Scientists discover world’s oldest colours from Sahara desert

An international group of scientists discovered the oldest colour in the geological record in rocks beneath the Sahara desert: the bright pink pigment aged 1.1 billion years old.
Nur Gueneli, from The Australian National University, said the ancient pigment was extracted from marine black shales of the Taoudeni Basin in Mauritania, West Africa. The bright pink colour is believed to be more than half a billion years older than other prehistoric pigments.
The fossils from where the archaic bright pink was discovered appeared to have a variety of colours. The fossils were originally green and then became blood red to deep purple in their concentrated form. When the fossils were diluted, their final form revealed the bright pink pigment in an oil form.
Upon analysis, Gueneli said the ancient pigment resulted from molecular fossils of chlorophyll that were processed by ancient photosynthetic organisms that once ruled the oceans. To give context, the molecular fossils the team found were 10 times older than a Tyrannosaurus rex would have been.
The discovery of the ancient bright pink pigment could offer new insights into why it took 4 billion years before the first animal life evolved on Earth.
For the study, published in the Proceedings of the National Academy of Sciences on July 9, Gueneli and her team pulverised the billion-year-old rocks they found beneath the Sahara desert. The team then extracted and analysed the rocks’ powdered form.
Their analysis revealed that the rocks contained molecules of ancient organisms known as the cyanobacteria. Gueneli explained these microorganisms once dominated the base of the food chain in the oceans a billion years ago. This meant that all organisms at the time were feeding on the cyanobacteria.
The size of the cyanobacteria, however, was so minute that they were not sufficient for larger organisms such as animals.

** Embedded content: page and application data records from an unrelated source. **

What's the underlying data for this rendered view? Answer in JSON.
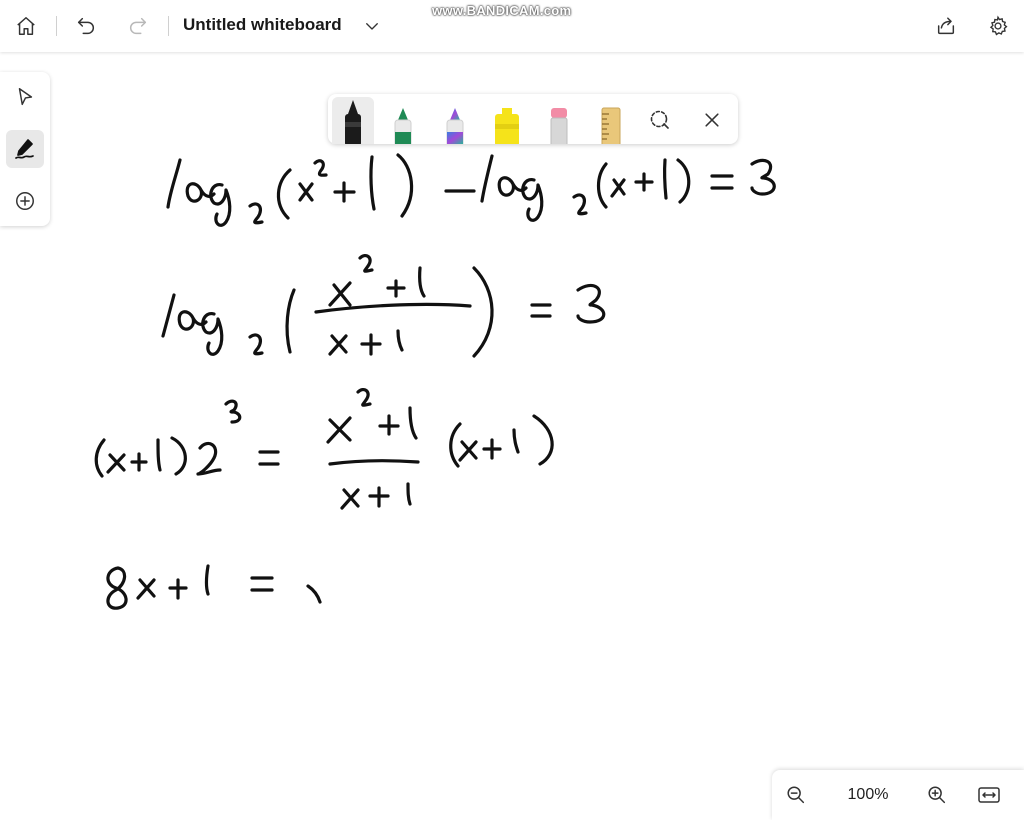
{
  "app": {
    "title": "Untitled whiteboard",
    "watermark": "www.BANDICAM.com"
  },
  "topbar": {
    "icons": [
      "home-icon",
      "undo-icon",
      "redo-icon",
      "chevron-down-icon",
      "share-icon",
      "gear-icon"
    ]
  },
  "left_tools": [
    "select-pointer-icon",
    "pen-draw-icon",
    "add-circle-icon"
  ],
  "pen_toolbar": {
    "pens": [
      {
        "name": "black-pen",
        "color": "#1b1b1b",
        "active": true
      },
      {
        "name": "green-pen",
        "color": "#1f8a55",
        "active": false
      },
      {
        "name": "galaxy-pen",
        "color": "#6b5bd6",
        "active": false
      },
      {
        "name": "yellow-highlighter",
        "color": "#f5e31a",
        "active": false
      },
      {
        "name": "eraser",
        "color": "#f28ca6",
        "active": false
      },
      {
        "name": "ruler",
        "color": "#e9c77a",
        "active": false
      }
    ],
    "icons": [
      "lasso-select-icon",
      "close-icon"
    ]
  },
  "zoom": {
    "value": "100%",
    "icons": [
      "zoom-out-icon",
      "zoom-in-icon",
      "fit-width-icon"
    ]
  },
  "colors": {
    "ink": "#111111",
    "toolbar_bg": "#ffffff",
    "active_bg": "#e8e8e8"
  }
}
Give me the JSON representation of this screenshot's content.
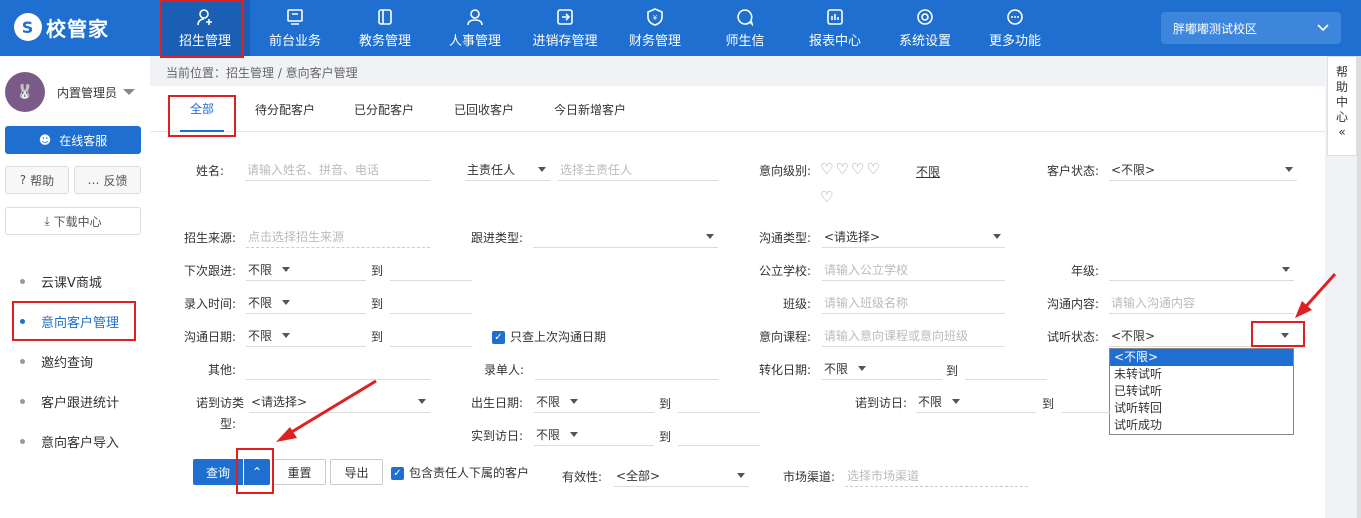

Indeed, animal life appeared on Earth at a much later time.
Earth is approximately 4 billion years old. More sophisticated life forms, however, began appearing 600 million years ago.